To be sure, financial inclusion has been on the G20 agenda for a long time. It is just that the DPG framework so successfully adopted in India has been accepted as the template to be deployed in other countries.
Effectively, India has left its legacy on the G20 Presidency, which now passes on to Brazil. A collateral gain for India is that this soft power capability is an additional instrument of foreign policy.
The Bharat way
This global recognition at the G20 forum is an outcome of a series of initiatives undertaken quietly by India over the last few years to expand the global group of believers in DPGs.
For instance, last June a motley group of government leaders, international development organizations, and philanthropists converged in Oslo under the aegis of the Digital Public Goods Alliance (DPGA), a multi-stakeholder initiative seeking to accelerate the use of DPGs to achieve sustainable development goals in low and medium-income countries.
They pledged support to technology sharing and funding to forge a global digital public infrastructure – inclusive digital systems that, among other things, enable frictionless cash transfers, identification of beneficiaries, and data exchange to achieve social good. Effectively, it was the soft launch of an ambitious plan to foster the use of DPGs to promote inclusive growth.
The endorsement by the G20 is significant as the body includes both developed and developing countries, and packs both heft and influence. Between them, the members account for 85% of global GDP, 75% of international trade, and two-thirds of the global population. This influence will only grow with the imminent induction of the African Union – the next big global growth center.
The Indian digital innovation story began with Aadhaar. It was the country’s first DPG and based on open protocols, which guaranteed interoperability. As a result, when a payments DPG was forged under Unified Payments Interface (UPI), it could be mixed with Aadhaar to solve a key function of banking: Know Your Customer (KYC). Since KYC could be done electronically, eKYC opened the door for unprecedented FinTech innovation.
Until the launch of UPI, electronic wallets offered by FinTechs operated like walled gardens wherein platforms limited user access to build a monopoly.

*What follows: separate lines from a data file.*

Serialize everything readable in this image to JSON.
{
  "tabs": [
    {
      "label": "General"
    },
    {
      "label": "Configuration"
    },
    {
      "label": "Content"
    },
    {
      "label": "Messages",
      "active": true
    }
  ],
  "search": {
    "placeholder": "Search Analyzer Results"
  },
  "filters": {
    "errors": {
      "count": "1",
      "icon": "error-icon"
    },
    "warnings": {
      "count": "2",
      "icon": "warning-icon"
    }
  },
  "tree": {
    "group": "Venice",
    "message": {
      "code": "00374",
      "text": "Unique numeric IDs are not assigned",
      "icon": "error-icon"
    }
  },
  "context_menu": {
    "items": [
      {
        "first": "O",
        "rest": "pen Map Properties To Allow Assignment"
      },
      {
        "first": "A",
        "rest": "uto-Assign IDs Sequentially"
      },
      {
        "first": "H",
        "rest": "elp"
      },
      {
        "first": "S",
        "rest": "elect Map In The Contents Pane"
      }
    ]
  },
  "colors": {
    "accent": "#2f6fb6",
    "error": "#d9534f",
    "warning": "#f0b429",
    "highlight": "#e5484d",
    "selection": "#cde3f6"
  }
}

Overnight, the UPI interface enabled wallets and banks to talk to each other using the unique UPI identity provided to every user as a bridge.
This was not just about democratizing the business of payments since UPI transactions clocked 10 billion in August this year and of this, more than two-thirds are for sums less than 500 rupees (about $6).
Instead, it opened the door for another public policy innovation wherein UPI was combined with an individual’s bank account and mobile number to create an ‘economic GPS’. This enabled the government to target social welfare spending, saving the national auditor 3 trillion rupees ($36 billion) cumulatively in leakages.
And when a lockdown was imposed following the outbreak of Covid-19, the government was able to transfer cash directly to over 100 million beneficiaries at the bottom of the pyramid. This DPG framework was also deployed to deliver a record 2.2 billion Covid-19 vaccines seamlessly.
The India story so far has demonstrated to the world that DPGs can be used to achieve public good at scale. This is because they enable democratization, disintermediation, and transparency. Together, they facilitate frictionless transactions that spur productivity and come down hard on corruption.
The G20 endorsement will now expand the global footprint of DPGs, especially in the Global South, which, like India, is yet to overcome the handicaps of underdevelopment.
The statements, views and opinions expressed in this column are solely those of the author and do not necessarily represent those of RT.